--- Entries provided ---
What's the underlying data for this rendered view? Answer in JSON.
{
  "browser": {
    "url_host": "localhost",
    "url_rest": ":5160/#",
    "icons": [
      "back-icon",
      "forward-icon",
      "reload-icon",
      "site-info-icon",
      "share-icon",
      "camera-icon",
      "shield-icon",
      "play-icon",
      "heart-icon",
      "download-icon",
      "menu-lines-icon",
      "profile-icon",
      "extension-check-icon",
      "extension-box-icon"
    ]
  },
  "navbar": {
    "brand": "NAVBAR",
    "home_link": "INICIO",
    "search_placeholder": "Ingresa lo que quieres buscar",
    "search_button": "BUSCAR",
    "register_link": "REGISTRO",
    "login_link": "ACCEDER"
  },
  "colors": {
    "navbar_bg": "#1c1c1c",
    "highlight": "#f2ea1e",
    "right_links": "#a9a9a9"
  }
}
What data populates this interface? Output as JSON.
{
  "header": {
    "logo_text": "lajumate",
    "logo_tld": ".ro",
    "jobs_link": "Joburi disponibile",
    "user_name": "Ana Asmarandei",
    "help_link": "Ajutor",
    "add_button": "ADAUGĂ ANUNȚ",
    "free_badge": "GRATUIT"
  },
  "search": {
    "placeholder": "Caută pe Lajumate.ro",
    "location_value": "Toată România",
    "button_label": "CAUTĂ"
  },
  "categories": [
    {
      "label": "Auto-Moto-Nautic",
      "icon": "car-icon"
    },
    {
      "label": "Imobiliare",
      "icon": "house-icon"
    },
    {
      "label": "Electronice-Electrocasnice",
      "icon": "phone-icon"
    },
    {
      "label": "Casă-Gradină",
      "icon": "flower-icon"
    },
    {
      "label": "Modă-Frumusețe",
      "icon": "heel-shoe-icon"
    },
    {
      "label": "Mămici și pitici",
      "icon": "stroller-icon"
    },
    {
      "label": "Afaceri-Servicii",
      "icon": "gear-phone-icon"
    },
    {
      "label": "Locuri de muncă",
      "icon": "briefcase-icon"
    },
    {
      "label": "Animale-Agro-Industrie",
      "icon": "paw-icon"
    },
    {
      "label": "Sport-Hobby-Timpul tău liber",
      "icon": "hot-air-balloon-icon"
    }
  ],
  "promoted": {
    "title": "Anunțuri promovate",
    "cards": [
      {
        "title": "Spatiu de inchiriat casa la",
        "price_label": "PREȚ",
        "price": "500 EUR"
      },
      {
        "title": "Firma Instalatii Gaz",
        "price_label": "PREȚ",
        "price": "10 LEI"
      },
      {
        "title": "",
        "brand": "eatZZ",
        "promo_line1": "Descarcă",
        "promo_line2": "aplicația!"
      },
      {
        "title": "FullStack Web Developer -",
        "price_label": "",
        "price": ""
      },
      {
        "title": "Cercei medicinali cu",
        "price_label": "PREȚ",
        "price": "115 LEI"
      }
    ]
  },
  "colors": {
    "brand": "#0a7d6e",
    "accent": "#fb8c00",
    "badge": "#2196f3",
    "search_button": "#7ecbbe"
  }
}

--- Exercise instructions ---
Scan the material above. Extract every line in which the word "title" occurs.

--- Result of this task ---
    "title": "Anunțuri promovate",
        "title": "Spatiu de inchiriat casa la",
        "title": "Firma Instalatii Gaz",
        "title": "",
        "title": "FullStack Web Developer -",
        "title": "Cercei medicinali cu",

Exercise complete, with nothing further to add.